The town’s building committee, which was created to help shepherd a police station into existence, also spoke with Weston & Sampson’s engineers and with the town departments that work at the VMCC, chair Jeffrey Mulliken told the select board. Their conclusion was that relocating departments from the building during construction would be very difficult and that the building itself was in reasonable shape for continued use, assuming normal maintenance, Mulliken said.
Opportunity Zone Financing
Mulliken also told the board that he, planning board chair Dana Masterpolo, and two other people he did not identify were researching the possibility of enticing private investors to finance a market-rate rental housing project through the “opportunity zones” that were created in the 2017 tax law passed in the first year of the Trump presidency. Provincetown is the only opportunity zone on the Lower or Outer Cape.
“An opportunity zone is a place where wealthy people, people with large capital gains, can shield those capital gains from taxes,” Mulliken said. “The goal would be to build very high-density market-rate rental housing, because that creates a building that has income that an investor might be interested in joining.
“We’re in the very early stages, working out a proof of concept on this,” Mulliken added. “It would require some zoning relief for density. But I wanted to get it out on the table, and we could come back to you in two or four weeks and talk about it more.”
The board’s reception was cautious, although Morse pointed out that the town is hoping to build all market-rate rentals at the former police station site at 26 Shank Painter Road. “We’re likely to need local money and local interest,” Morse said, because the town won’t be seeking state and federal financing for that project.
Mulliken later told the Independent that he and Masterpolo, who each chair relevant committees, would not be financially involved in such an effort. He said he was not yet ready to identify the other two people.

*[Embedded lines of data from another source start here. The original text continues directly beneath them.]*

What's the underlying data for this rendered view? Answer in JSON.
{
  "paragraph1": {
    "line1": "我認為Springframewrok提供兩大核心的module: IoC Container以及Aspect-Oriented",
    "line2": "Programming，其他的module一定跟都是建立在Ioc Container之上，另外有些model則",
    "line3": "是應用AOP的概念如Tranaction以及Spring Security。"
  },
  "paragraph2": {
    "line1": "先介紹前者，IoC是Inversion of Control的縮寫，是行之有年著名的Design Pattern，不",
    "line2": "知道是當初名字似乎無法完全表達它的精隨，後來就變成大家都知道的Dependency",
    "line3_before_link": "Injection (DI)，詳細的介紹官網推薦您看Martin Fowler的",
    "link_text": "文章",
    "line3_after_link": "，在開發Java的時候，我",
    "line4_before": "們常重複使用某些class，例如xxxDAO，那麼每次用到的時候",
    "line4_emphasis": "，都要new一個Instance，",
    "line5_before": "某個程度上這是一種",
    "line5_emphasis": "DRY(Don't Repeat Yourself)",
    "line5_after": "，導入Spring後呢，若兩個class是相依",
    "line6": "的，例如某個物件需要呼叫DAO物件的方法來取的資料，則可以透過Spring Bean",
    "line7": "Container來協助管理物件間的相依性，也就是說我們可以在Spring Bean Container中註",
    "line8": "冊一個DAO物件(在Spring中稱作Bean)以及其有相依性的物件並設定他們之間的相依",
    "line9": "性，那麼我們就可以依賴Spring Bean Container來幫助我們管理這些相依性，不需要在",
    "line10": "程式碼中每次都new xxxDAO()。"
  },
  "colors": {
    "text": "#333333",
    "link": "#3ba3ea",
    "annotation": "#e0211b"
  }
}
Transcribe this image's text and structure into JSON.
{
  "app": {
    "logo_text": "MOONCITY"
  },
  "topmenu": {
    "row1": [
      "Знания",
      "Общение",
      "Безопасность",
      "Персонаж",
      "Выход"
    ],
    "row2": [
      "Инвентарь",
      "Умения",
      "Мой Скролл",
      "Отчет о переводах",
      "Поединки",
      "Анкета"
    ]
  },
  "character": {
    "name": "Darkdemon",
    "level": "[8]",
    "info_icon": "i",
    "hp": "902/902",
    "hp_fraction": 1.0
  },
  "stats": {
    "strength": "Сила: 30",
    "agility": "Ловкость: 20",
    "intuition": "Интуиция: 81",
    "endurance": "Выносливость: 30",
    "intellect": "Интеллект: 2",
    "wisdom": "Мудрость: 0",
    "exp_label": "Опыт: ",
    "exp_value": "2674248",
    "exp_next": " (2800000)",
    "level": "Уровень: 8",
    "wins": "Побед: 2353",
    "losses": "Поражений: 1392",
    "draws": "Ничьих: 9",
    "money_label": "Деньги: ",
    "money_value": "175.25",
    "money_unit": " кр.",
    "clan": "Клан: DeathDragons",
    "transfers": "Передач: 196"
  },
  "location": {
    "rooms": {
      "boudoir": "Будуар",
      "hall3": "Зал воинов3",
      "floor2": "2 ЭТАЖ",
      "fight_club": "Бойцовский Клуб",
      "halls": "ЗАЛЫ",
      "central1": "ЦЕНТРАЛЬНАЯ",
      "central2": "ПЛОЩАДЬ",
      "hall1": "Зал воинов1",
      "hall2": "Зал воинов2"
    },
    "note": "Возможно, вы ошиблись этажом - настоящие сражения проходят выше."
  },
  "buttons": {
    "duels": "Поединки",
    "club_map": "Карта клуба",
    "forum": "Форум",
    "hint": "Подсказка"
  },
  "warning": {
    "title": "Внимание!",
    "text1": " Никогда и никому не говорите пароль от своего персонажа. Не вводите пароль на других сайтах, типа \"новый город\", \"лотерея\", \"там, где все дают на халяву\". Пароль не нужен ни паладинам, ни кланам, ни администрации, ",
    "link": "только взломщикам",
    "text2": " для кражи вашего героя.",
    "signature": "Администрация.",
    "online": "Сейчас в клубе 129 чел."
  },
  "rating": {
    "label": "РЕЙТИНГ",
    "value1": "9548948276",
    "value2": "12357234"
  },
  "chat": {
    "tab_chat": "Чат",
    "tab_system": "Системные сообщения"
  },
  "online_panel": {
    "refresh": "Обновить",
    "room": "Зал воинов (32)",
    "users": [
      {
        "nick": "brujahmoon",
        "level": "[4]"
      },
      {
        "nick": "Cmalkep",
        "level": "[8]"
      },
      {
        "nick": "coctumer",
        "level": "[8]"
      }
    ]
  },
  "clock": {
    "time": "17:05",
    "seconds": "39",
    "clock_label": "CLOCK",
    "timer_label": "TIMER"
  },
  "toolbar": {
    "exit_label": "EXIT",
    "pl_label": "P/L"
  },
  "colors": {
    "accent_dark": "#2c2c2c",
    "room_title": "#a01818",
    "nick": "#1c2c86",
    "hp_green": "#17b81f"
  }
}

“We’re starting out with a concept here, we have a lot of investigation to do, and this would have to be sanctioned by the town,” Mulliken said. “Dana and I are not developers — we’re just looking at this idea to see if it works.”